How to choose the right parrot cage?
One of the basics of dedicated and caring bird ownership is providing your parrot with an adequate living space.
Location and Placement
The first of these guidelines is to decide where your bird’s cage will be located, and then shop based on what will work within the area you have set aside. The area should be away from direct sunlight and drafts, yet be placed in an active part of your home to encourage your pet’s social development. Parrots live in flocks and love to be part of the daily family routine.
Choosing the Right Size
Next, of course, is to keep the size of your bird in mind. While it is perfectly fine to keep a Finch or Canary in a small space, larger birds do require larger cages, and it is always better to buy as large a cage as you possibly can for your bird. Keeping a bird in a cage that is too small can lead to undesirable behaviors such as screaming, biting, psychological disorders, and feather plucking, to name a few. A good cage should be large enough for your bird to walk around comfortably, and fully extend and flap his or her wings. Don’t forget to take into account the space that will be lost when you add your bird’s perches, food bowls, and toys!
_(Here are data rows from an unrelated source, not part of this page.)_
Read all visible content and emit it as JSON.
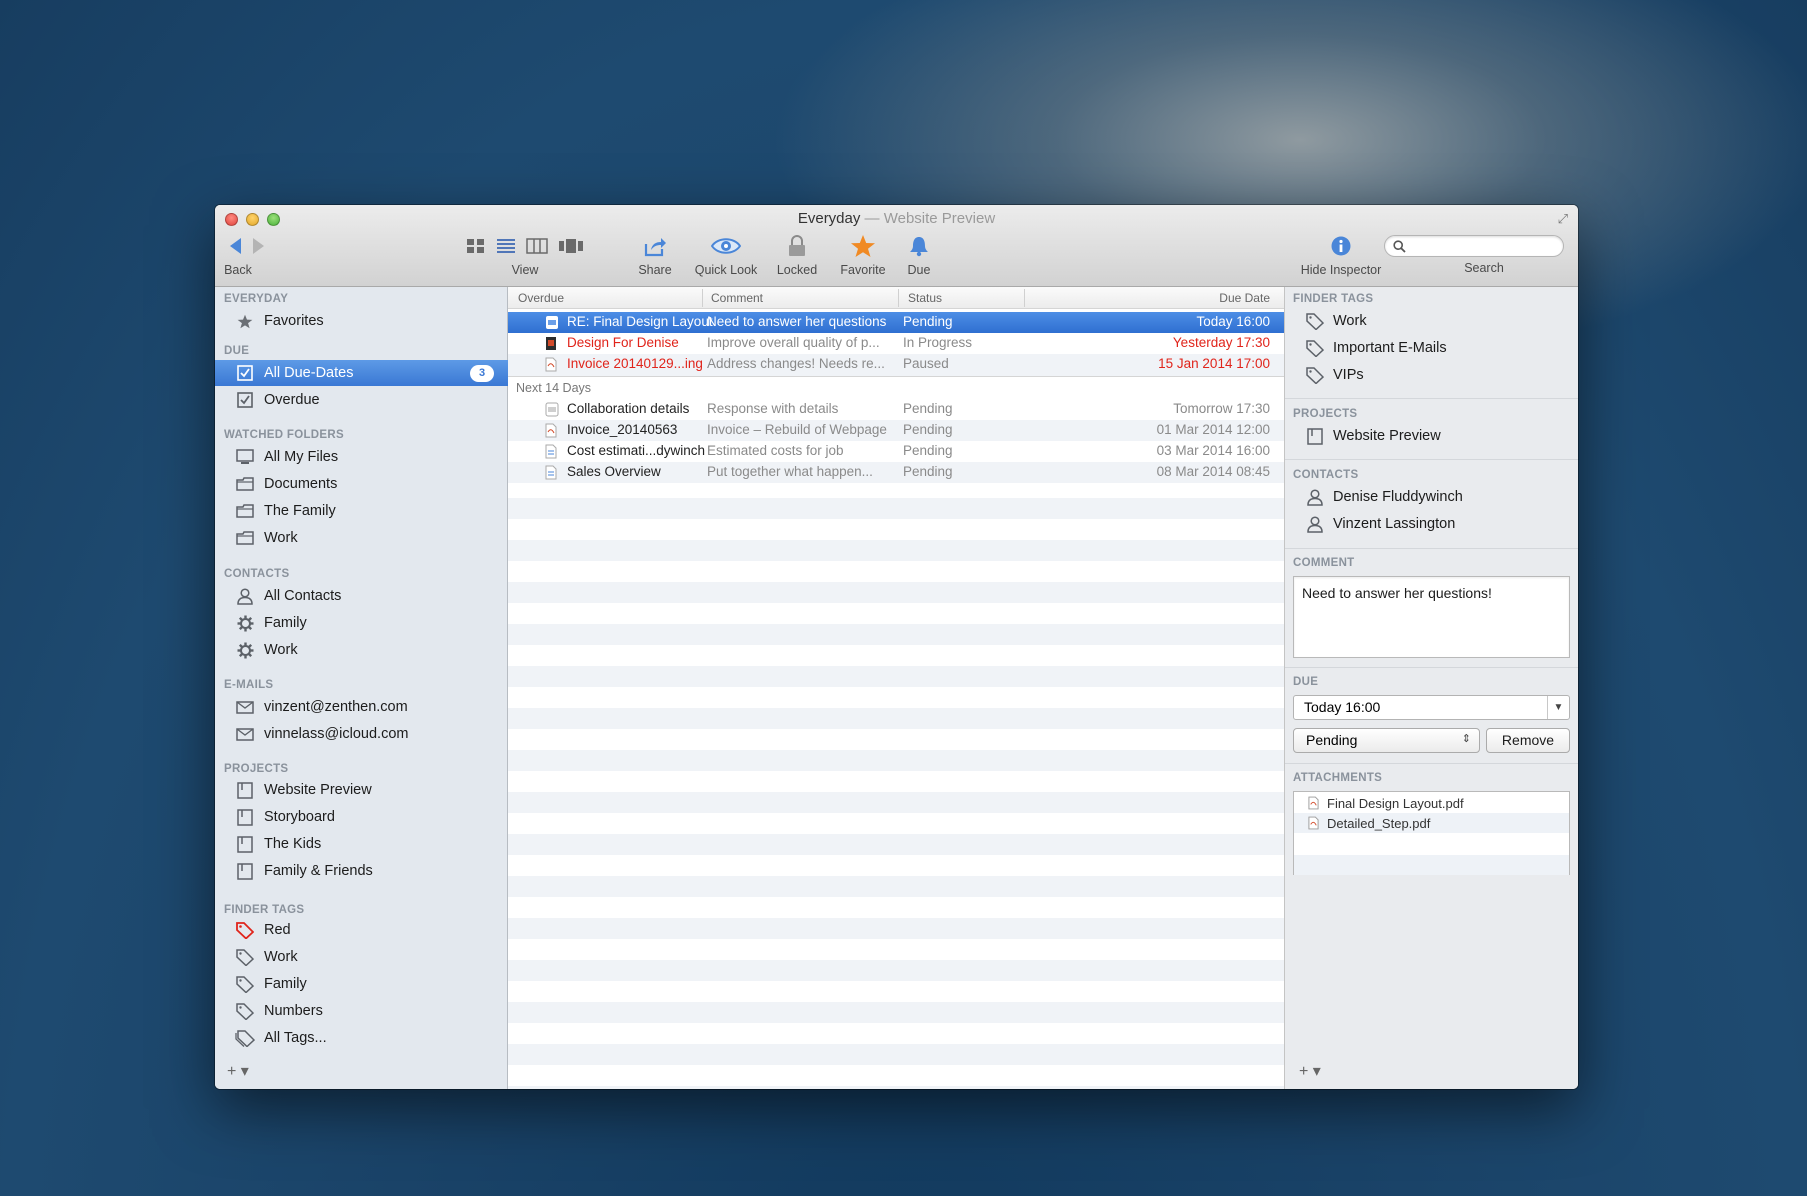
{
  "window": {
    "title": "Everyday",
    "title_sep": " — ",
    "subtitle": "Website Preview"
  },
  "toolbar": {
    "back_label": "Back",
    "view_label": "View",
    "share_label": "Share",
    "quicklook_label": "Quick Look",
    "locked_label": "Locked",
    "favorite_label": "Favorite",
    "due_label": "Due",
    "hide_inspector_label": "Hide Inspector",
    "search_label": "Search",
    "search_value": ""
  },
  "sidebar": {
    "everyday_head": "EVERYDAY",
    "favorites": "Favorites",
    "due_head": "DUE",
    "all_due_dates": "All Due-Dates",
    "all_due_dates_count": "3",
    "overdue": "Overdue",
    "watched_head": "WATCHED FOLDERS",
    "watched": [
      "All My Files",
      "Documents",
      "The Family",
      "Work"
    ],
    "contacts_head": "CONTACTS",
    "contacts": [
      "All Contacts",
      "Family",
      "Work"
    ],
    "emails_head": "E-MAILS",
    "emails": [
      "vinzent@zenthen.com",
      "vinnelass@icloud.com"
    ],
    "projects_head": "PROJECTS",
    "projects": [
      "Website Preview",
      "Storyboard",
      "The Kids",
      "Family & Friends"
    ],
    "tags_head": "FINDER TAGS",
    "tags": [
      "Red",
      "Work",
      "Family",
      "Numbers",
      "All Tags..."
    ],
    "footer": "+ ▾"
  },
  "list": {
    "headers": {
      "overdue": "Overdue",
      "comment": "Comment",
      "status": "Status",
      "due": "Due Date"
    },
    "overdue_rows": [
      {
        "name": "RE: Final Design Layout",
        "comment": "Need to answer her questions",
        "status": "Pending",
        "due": "Today 16:00"
      },
      {
        "name": "Design For Denise",
        "comment": "Improve overall quality of p...",
        "status": "In Progress",
        "due": "Yesterday 17:30"
      },
      {
        "name": "Invoice 20140129...ing",
        "comment": "Address changes! Needs re...",
        "status": "Paused",
        "due": "15 Jan 2014 17:00"
      }
    ],
    "next_head": "Next 14 Days",
    "next_rows": [
      {
        "name": "Collaboration details",
        "comment": "Response with details",
        "status": "Pending",
        "due": "Tomorrow 17:30"
      },
      {
        "name": "Invoice_20140563",
        "comment": "Invoice – Rebuild of Webpage",
        "status": "Pending",
        "due": "01 Mar 2014 12:00"
      },
      {
        "name": "Cost estimati...dywinch",
        "comment": "Estimated costs for job",
        "status": "Pending",
        "due": "03 Mar 2014 16:00"
      },
      {
        "name": "Sales Overview",
        "comment": "Put together what happen...",
        "status": "Pending",
        "due": "08 Mar 2014 08:45"
      }
    ]
  },
  "inspector": {
    "tags_head": "FINDER TAGS",
    "tags": [
      "Work",
      "Important E-Mails",
      "VIPs"
    ],
    "projects_head": "PROJECTS",
    "projects": [
      "Website Preview"
    ],
    "contacts_head": "CONTACTS",
    "contacts": [
      "Denise Fluddywinch",
      "Vinzent Lassington"
    ],
    "comment_head": "COMMENT",
    "comment": "Need to answer her questions!",
    "due_head": "DUE",
    "due_value": "Today 16:00",
    "status_value": "Pending",
    "remove_label": "Remove",
    "attachments_head": "ATTACHMENTS",
    "attachments": [
      "Final Design Layout.pdf",
      "Detailed_Step.pdf"
    ],
    "footer": "+ ▾"
  },
  "colors": {
    "accent": "#3a78d4",
    "overdue_red": "#e0241b",
    "favorite_orange": "#f08a24"
  }
}
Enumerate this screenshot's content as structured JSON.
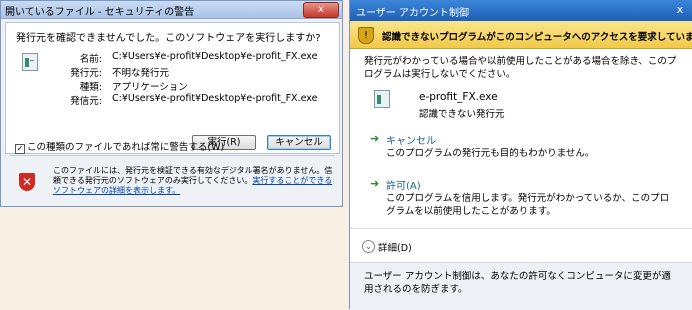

Feel free to consult us for recommended cage sizes for your particular species of parrot or visit our parrot species page.
When selecting a cage, pay particular attention to the spacing of the bars. Smaller birds, such as parakeets and lovebirds, require cages with bars no more than a half inch apart, to prevent them from squeezing through or becoming stuck between the bars. Many bird owners have been surprised to find that their pets are little escape artists! Those who own larger birds should look for bars that are placed horizontally rather than vertically in order to provide your bird a means of climbing and some exercise.
Shape and Style
The style of the cage is also an important factor. According to some vets, round cages have been found to be detrimental to the birds’ psychological health. Therefore angled cages are far preferable. The larger parrot cages always come with some type of a stand and in most cases do have wheels for easy manoeuvrability. You can choose from open top, solid top and play top parrot cages for the larger parrots and many different style of cages for the smaller parrot species.
Assess the overall quality of a bird cage before you buy it. Does the cage appear sturdy and solid? Are there any loose parts or sharp edges? The best cages are made of stainless steel, which is non-toxic, easy to clean, and will not chip. The primary function of a bird’s cage is to protect your pet – make sure that your bird’s home does not pose any hazards to his or her health and well-being.